Mar 26, 2006

Stored Procedures vs Dynamic SQL

I stumbled across a post by Frans Bouma about stored procs and dynamic SQL while looking around at some of the new SQL2005 features.

I've always thought Microsoft's design patterns team had it wrong with the Data Access Application Block in the enterprise library and I've been fairly sure of myself. Now, with .NET 2.0 being released and MS putting effort into LINQ etc I thought the DAAB might get a rethink, but not such luck and lately there's been a lot of noise about how it's all so wonderful. And then there are things like .NetTiers reaching a point of maturity and I start to get even more uneasy.

So I start thinking to myself maybe I'm getting it all wrong - after all Microsoft must have at least some clue about all this stuff, right? We'll I'm glad to say that the article helped my senses recover right away. I'm now more convinced than ever that tools like the AtomsFramework, NHibernate and the other O/R frameworks are the way to go.

Thanks Frans :-)

Travel Blogs

My sister in law and her husband just flew out of Sydney this morning for a 12 month, round the world, working holiday. In order to keep everyone updated on where they're going they set up a blog site.

Most people would have set up a site on Blogger, WordPress, etc and they would have posted their photo's using Flickr or similar. Instead they used a site I hadn't heard of - GetJealous.com.

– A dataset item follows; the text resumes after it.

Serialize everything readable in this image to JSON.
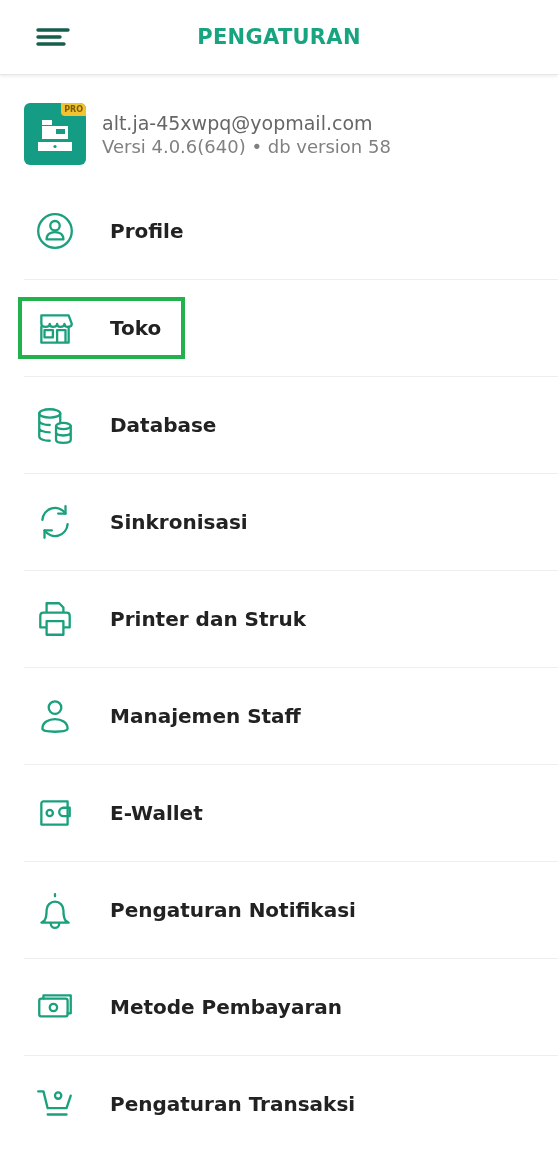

This allows them to not only blog about what's been happening, publish photos and all that sort of stuff, but also includes the ability to publish an itinerary and see it on a world map with lines connecting all the stops and allows people to know where you are (and what the weather is there as well). It's a nice feature and makes it easier than trying to maintain it yourself, especially as you may not be near an internet cafe for a few days or weeks.

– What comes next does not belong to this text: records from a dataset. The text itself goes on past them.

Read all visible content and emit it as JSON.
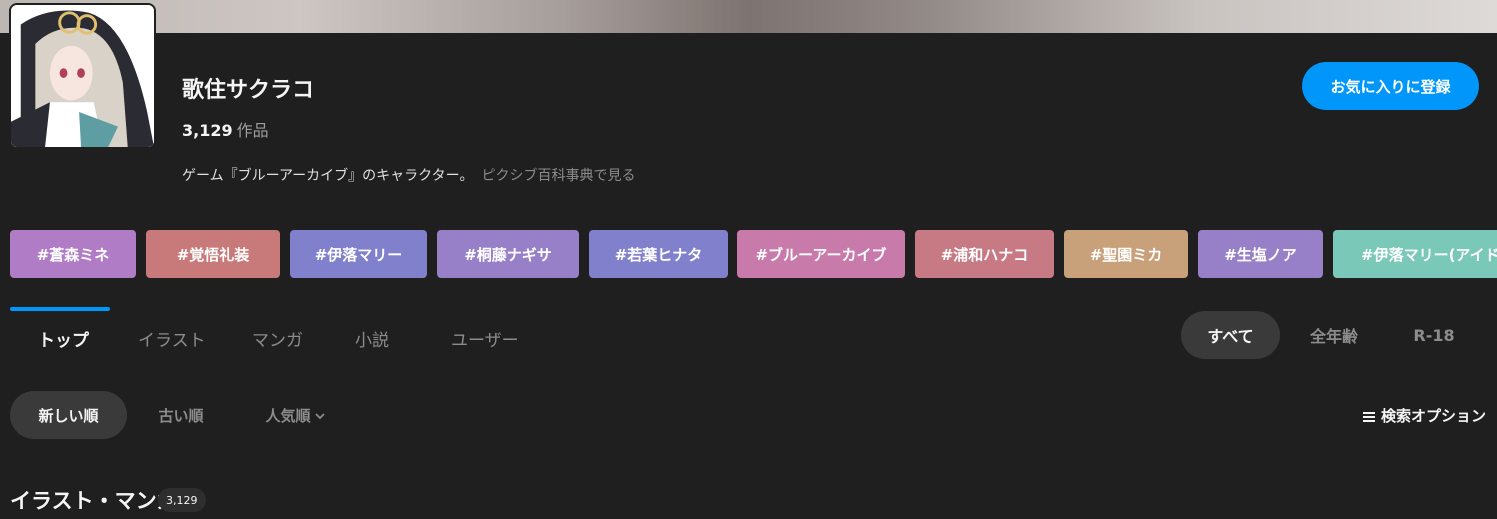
{
  "header": {
    "tag_name": "歌住サクラコ",
    "work_count": "3,129",
    "work_unit": "作品",
    "description": "ゲーム『ブルーアーカイブ』のキャラクター。",
    "dictionary_link": "ピクシブ百科事典で見る",
    "favorite_label": "お気に入りに登録"
  },
  "related_tags": [
    {
      "label": "#蒼森ミネ",
      "color": "#b07cc6"
    },
    {
      "label": "#覚悟礼装",
      "color": "#c87a7a"
    },
    {
      "label": "#伊落マリー",
      "color": "#8080cc"
    },
    {
      "label": "#桐藤ナギサ",
      "color": "#9880c8"
    },
    {
      "label": "#若葉ヒナタ",
      "color": "#8080cc"
    },
    {
      "label": "#ブルーアーカイブ",
      "color": "#c87aab"
    },
    {
      "label": "#浦和ハナコ",
      "color": "#c87a84"
    },
    {
      "label": "#聖園ミカ",
      "color": "#c8a07a"
    },
    {
      "label": "#生塩ノア",
      "color": "#9880c8"
    },
    {
      "label": "#伊落マリー(アイドル)",
      "color": "#7ac8b8"
    }
  ],
  "tabs": [
    {
      "label": "トップ",
      "active": true
    },
    {
      "label": "イラスト",
      "active": false
    },
    {
      "label": "マンガ",
      "active": false
    },
    {
      "label": "小説",
      "active": false
    },
    {
      "label": "ユーザー",
      "active": false
    }
  ],
  "age_filter": [
    {
      "label": "すべて",
      "active": true
    },
    {
      "label": "全年齢",
      "active": false
    },
    {
      "label": "R-18",
      "active": false
    }
  ],
  "sort": [
    {
      "label": "新しい順",
      "active": true
    },
    {
      "label": "古い順",
      "active": false
    },
    {
      "label": "人気順",
      "active": false
    }
  ],
  "search_options_label": "検索オプション",
  "section": {
    "title": "イラスト・マンガ",
    "count": "3,129"
  },
  "colors": {
    "accent": "#0096fa",
    "background": "#1f1f1f"
  }
}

Mar 19, 2006

You need to switch off

Knowledge workers (ie programmers, designers, etc) need to keep mentally fresh and to ensure that they switch off from work when they leave the office. Failure to do so can lead to burn out, an imbalance between the personal life and the career, mentally exhaustion, poor health and more.

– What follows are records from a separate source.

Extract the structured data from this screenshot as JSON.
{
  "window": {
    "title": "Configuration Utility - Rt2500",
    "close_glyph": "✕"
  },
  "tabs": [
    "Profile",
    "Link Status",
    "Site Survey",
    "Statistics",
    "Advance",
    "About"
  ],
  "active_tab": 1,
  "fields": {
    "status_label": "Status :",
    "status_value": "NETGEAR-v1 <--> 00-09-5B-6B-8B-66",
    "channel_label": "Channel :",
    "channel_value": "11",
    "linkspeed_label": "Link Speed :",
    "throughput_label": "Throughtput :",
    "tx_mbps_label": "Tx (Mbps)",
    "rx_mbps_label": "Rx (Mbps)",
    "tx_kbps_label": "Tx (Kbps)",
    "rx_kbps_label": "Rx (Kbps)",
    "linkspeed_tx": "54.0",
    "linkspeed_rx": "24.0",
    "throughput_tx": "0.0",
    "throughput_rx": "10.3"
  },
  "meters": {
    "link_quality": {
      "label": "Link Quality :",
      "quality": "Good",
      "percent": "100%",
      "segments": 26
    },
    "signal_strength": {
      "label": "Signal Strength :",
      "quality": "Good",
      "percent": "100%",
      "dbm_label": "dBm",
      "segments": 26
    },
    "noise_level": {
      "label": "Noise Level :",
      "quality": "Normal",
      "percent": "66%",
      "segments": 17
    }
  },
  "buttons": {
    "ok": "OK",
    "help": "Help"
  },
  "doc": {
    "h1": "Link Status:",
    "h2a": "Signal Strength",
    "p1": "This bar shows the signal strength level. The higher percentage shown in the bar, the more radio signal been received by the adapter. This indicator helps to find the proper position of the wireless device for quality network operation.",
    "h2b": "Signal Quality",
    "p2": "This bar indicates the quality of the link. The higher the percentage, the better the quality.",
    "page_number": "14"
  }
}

I found an article on ZDNet along these lines. Check out Is Work Overrated?

Mar 3, 2006

Scrum results

Now that Scrum is implemented properly I'm starting to see some positive results from the change.

The sprint review sessions have been very encouraging. The stakeholders like what they are seeing because they can see the product taking measurable steps forward, and are also able to provide feedback into what can happen next. Even though in the past the product was improving, there was no clear presentation of the progress people were unsure of what was happening or what the improvements were.

By using the review meeting we are able to show a discrete before-and-after improvement in the product and people get a good feel for how much has been done.

From the teams viewpoint the Sprint gives a clarity and direction to what they are doing and enables them to plan their time better. Previously you could turn up at work unsure of what the day would hold, or how long you would work on something before being pulled off onto something else. By ensuring the team is left alone and not pushed and pulled we get better throughput and better quality of code.

The team is still learning to approach and work through the sprint cycle. For example, in the last sprint the team didn't leave enough time for system testing and a number of bugs slipped through that meant the backlog for the next sprint included fixes for issues that should have never made it to a potentially releasable product. To help remind the team that time is required for system testing this is included as a specific backlog item now, instead of being an implicit task.

This not only acts as a reminder to system test, but also adds clarity to the tasks that need to be performed and keeps the idea of quality delivery in the forefront of peoples thinking.

Also, previous sprint reviews were being conducted on Monday mornings and then we'd roll straight into the next sprint planning meeting. The team found this difficult and wanted to move the review meeting to Friday afternoon. This is better as it provides a clean wrap up to the working week, it also means that you can finish a week on a high note and that there is a nice segue into the Friday night drinks socialising session :-)

From my point of view things seem to be working really well, the product is progressing forward well, the staff are taking more ownership in what they are doing and the teamwork is improving nicely.